> [PROMPT]: Could you copy every record below exactly, leaving out the pictures?

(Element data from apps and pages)
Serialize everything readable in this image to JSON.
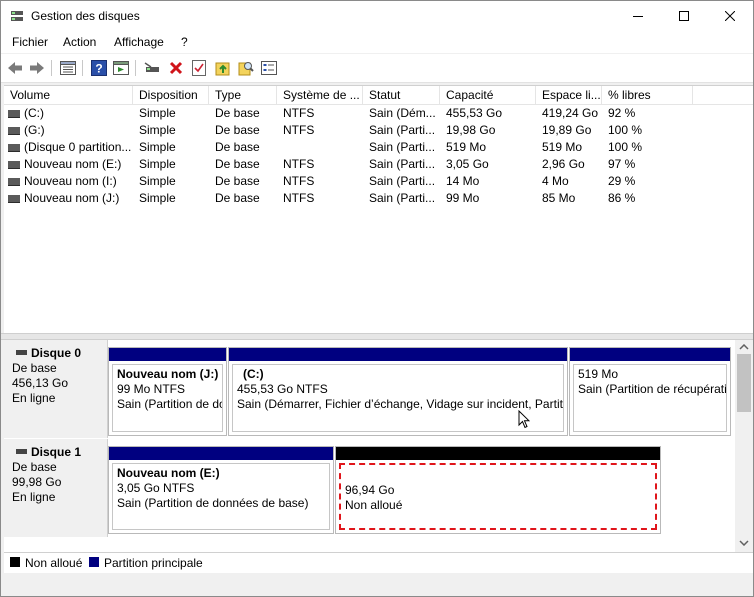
{
  "window": {
    "title": "Gestion des disques",
    "controls": {
      "minimize": "minimize-icon",
      "maximize": "maximize-icon",
      "close": "close-icon"
    }
  },
  "menu": [
    "Fichier",
    "Action",
    "Affichage",
    "?"
  ],
  "toolbar": [
    "back-arrow-icon",
    "forward-arrow-icon",
    "list-view-icon",
    "help-icon",
    "properties-icon",
    "connect-drive-icon",
    "delete-icon",
    "checklist-icon",
    "import-icon",
    "search-icon",
    "settings-list-icon"
  ],
  "volumes": {
    "columns": [
      "Volume",
      "Disposition",
      "Type",
      "Système de ...",
      "Statut",
      "Capacité",
      "Espace li...",
      "% libres"
    ],
    "rows": [
      [
        "(C:)",
        "Simple",
        "De base",
        "NTFS",
        "Sain (Dém...",
        "455,53 Go",
        "419,24 Go",
        "92 %"
      ],
      [
        "(G:)",
        "Simple",
        "De base",
        "NTFS",
        "Sain (Parti...",
        "19,98 Go",
        "19,89 Go",
        "100 %"
      ],
      [
        "(Disque 0 partition...",
        "Simple",
        "De base",
        "",
        "Sain (Parti...",
        "519 Mo",
        "519 Mo",
        "100 %"
      ],
      [
        "Nouveau nom (E:)",
        "Simple",
        "De base",
        "NTFS",
        "Sain (Parti...",
        "3,05 Go",
        "2,96 Go",
        "97 %"
      ],
      [
        "Nouveau nom (I:)",
        "Simple",
        "De base",
        "NTFS",
        "Sain (Parti...",
        "14 Mo",
        "4 Mo",
        "29 %"
      ],
      [
        "Nouveau nom (J:)",
        "Simple",
        "De base",
        "NTFS",
        "Sain (Parti...",
        "99 Mo",
        "85 Mo",
        "86 %"
      ]
    ]
  },
  "disks": {
    "disk0": {
      "name": "Disque 0",
      "type": "De base",
      "size": "456,13 Go",
      "status": "En ligne",
      "partitions": [
        {
          "name": "Nouveau nom  (J:)",
          "size": "99 Mo NTFS",
          "status": "Sain (Partition de do"
        },
        {
          "name": "(C:)",
          "size": "455,53 Go NTFS",
          "status": "Sain (Démarrer, Fichier d’échange, Vidage sur incident, Partitio"
        },
        {
          "name": "",
          "size": "519 Mo",
          "status": "Sain (Partition de récupération)"
        }
      ]
    },
    "disk1": {
      "name": "Disque 1",
      "type": "De base",
      "size": "99,98 Go",
      "status": "En ligne",
      "partitions": [
        {
          "name": "Nouveau nom  (E:)",
          "size": "3,05 Go NTFS",
          "status": "Sain (Partition de données de base)"
        },
        {
          "name": "",
          "size": "96,94 Go",
          "status": "Non alloué"
        }
      ]
    }
  },
  "legend": [
    {
      "label": "Non alloué",
      "color": "#000000"
    },
    {
      "label": "Partition principale",
      "color": "#000080"
    }
  ],
  "colors": {
    "primary_partition": "#000080",
    "unallocated": "#000000",
    "selection_outline": "#e0151b"
  }
}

> [RESULT OF THE EXERCISE]:
Serialize everything readable in this image to JSON.
{
  "window": {
    "title": "Gestion des disques",
    "controls": {
      "minimize": "minimize-icon",
      "maximize": "maximize-icon",
      "close": "close-icon"
    }
  },
  "menu": [
    "Fichier",
    "Action",
    "Affichage",
    "?"
  ],
  "toolbar": [
    "back-arrow-icon",
    "forward-arrow-icon",
    "list-view-icon",
    "help-icon",
    "properties-icon",
    "connect-drive-icon",
    "delete-icon",
    "checklist-icon",
    "import-icon",
    "search-icon",
    "settings-list-icon"
  ],
  "volumes": {
    "columns": [
      "Volume",
      "Disposition",
      "Type",
      "Système de ...",
      "Statut",
      "Capacité",
      "Espace li...",
      "% libres"
    ],
    "rows": [
      [
        "(C:)",
        "Simple",
        "De base",
        "NTFS",
        "Sain (Dém...",
        "455,53 Go",
        "419,24 Go",
        "92 %"
      ],
      [
        "(G:)",
        "Simple",
        "De base",
        "NTFS",
        "Sain (Parti...",
        "19,98 Go",
        "19,89 Go",
        "100 %"
      ],
      [
        "(Disque 0 partition...",
        "Simple",
        "De base",
        "",
        "Sain (Parti...",
        "519 Mo",
        "519 Mo",
        "100 %"
      ],
      [
        "Nouveau nom (E:)",
        "Simple",
        "De base",
        "NTFS",
        "Sain (Parti...",
        "3,05 Go",
        "2,96 Go",
        "97 %"
      ],
      [
        "Nouveau nom (I:)",
        "Simple",
        "De base",
        "NTFS",
        "Sain (Parti...",
        "14 Mo",
        "4 Mo",
        "29 %"
      ],
      [
        "Nouveau nom (J:)",
        "Simple",
        "De base",
        "NTFS",
        "Sain (Parti...",
        "99 Mo",
        "85 Mo",
        "86 %"
      ]
    ]
  },
  "disks": {
    "disk0": {
      "name": "Disque 0",
      "type": "De base",
      "size": "456,13 Go",
      "status": "En ligne",
      "partitions": [
        {
          "name": "Nouveau nom  (J:)",
          "size": "99 Mo NTFS",
          "status": "Sain (Partition de do"
        },
        {
          "name": "(C:)",
          "size": "455,53 Go NTFS",
          "status": "Sain (Démarrer, Fichier d’échange, Vidage sur incident, Partitio"
        },
        {
          "name": "",
          "size": "519 Mo",
          "status": "Sain (Partition de récupération)"
        }
      ]
    },
    "disk1": {
      "name": "Disque 1",
      "type": "De base",
      "size": "99,98 Go",
      "status": "En ligne",
      "partitions": [
        {
          "name": "Nouveau nom  (E:)",
          "size": "3,05 Go NTFS",
          "status": "Sain (Partition de données de base)"
        },
        {
          "name": "",
          "size": "96,94 Go",
          "status": "Non alloué"
        }
      ]
    }
  },
  "legend": [
    {
      "label": "Non alloué",
      "color": "#000000"
    },
    {
      "label": "Partition principale",
      "color": "#000080"
    }
  ],
  "colors": {
    "primary_partition": "#000080",
    "unallocated": "#000000",
    "selection_outline": "#e0151b"
  }
}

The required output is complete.